What this task involves => Which lines hold the string "India"? Copy each of them from the material below.

Data in this exercise Block Start

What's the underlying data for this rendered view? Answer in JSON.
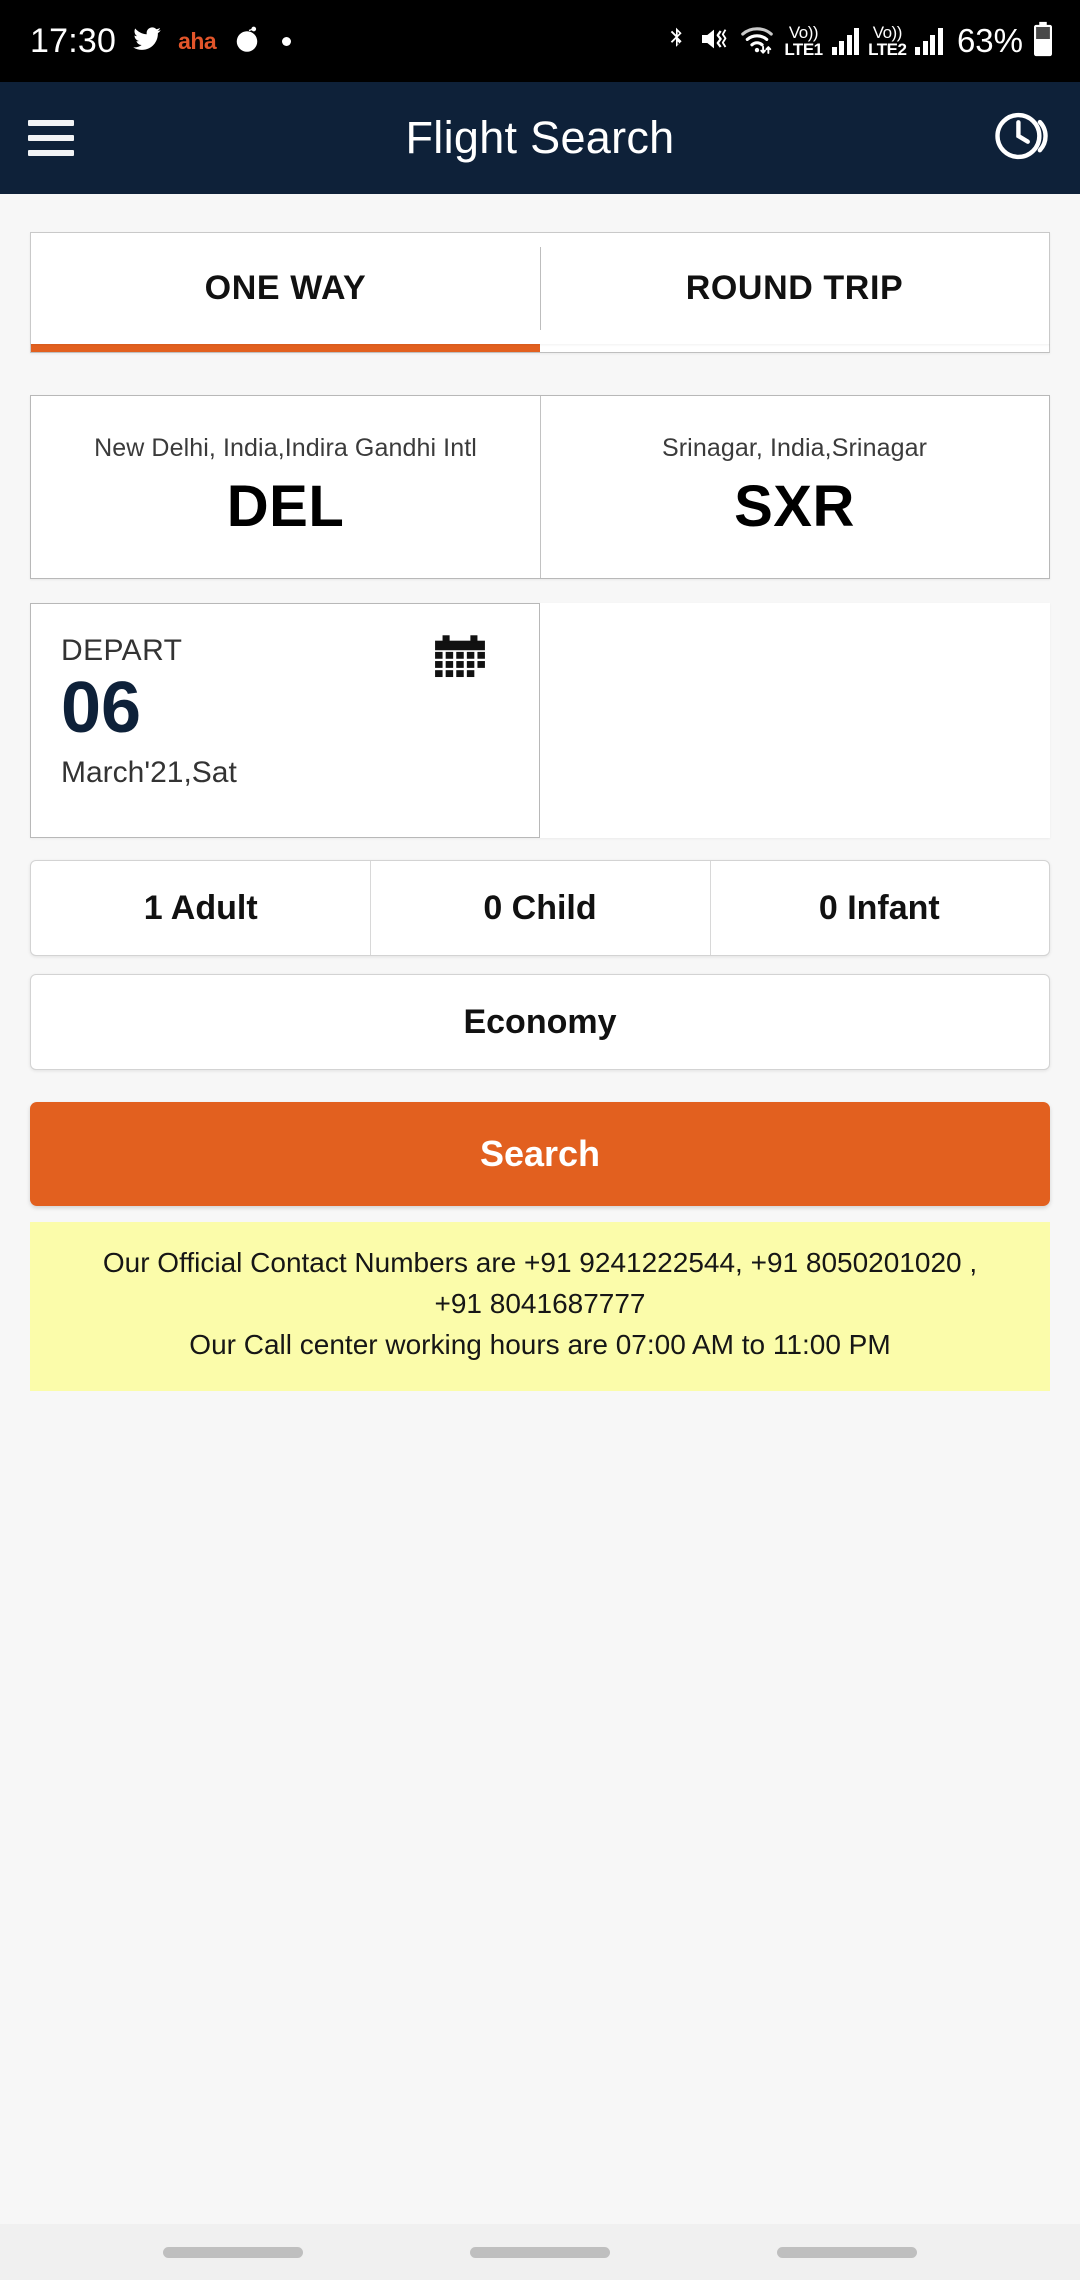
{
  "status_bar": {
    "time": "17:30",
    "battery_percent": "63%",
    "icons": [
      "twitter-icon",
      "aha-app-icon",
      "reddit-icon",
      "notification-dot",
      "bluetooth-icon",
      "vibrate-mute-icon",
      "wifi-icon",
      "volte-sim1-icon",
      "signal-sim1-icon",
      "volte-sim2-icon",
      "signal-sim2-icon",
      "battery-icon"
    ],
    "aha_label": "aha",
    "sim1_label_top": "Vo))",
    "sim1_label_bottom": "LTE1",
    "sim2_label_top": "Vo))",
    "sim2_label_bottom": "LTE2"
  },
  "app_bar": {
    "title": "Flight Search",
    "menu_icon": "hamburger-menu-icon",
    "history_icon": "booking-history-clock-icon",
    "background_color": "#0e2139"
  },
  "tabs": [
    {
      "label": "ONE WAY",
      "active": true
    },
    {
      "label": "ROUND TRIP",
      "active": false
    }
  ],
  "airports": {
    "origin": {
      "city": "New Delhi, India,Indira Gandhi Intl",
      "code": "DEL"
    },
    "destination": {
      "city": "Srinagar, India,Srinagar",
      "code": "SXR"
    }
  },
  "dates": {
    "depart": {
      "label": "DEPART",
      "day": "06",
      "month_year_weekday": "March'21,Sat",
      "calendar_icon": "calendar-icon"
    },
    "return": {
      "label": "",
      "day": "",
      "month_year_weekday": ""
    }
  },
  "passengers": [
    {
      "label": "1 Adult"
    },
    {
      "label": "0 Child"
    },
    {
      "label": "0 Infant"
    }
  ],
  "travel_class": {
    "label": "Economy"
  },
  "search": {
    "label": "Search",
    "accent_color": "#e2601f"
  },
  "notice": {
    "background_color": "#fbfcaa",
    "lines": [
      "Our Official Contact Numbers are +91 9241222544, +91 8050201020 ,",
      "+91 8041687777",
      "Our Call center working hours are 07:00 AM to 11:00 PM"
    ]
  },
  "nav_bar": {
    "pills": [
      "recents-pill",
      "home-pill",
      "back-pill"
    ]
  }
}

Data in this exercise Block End

Task result =>
      "city": "New Delhi, India,Indira Gandhi Intl",
      "city": "Srinagar, India,Srinagar",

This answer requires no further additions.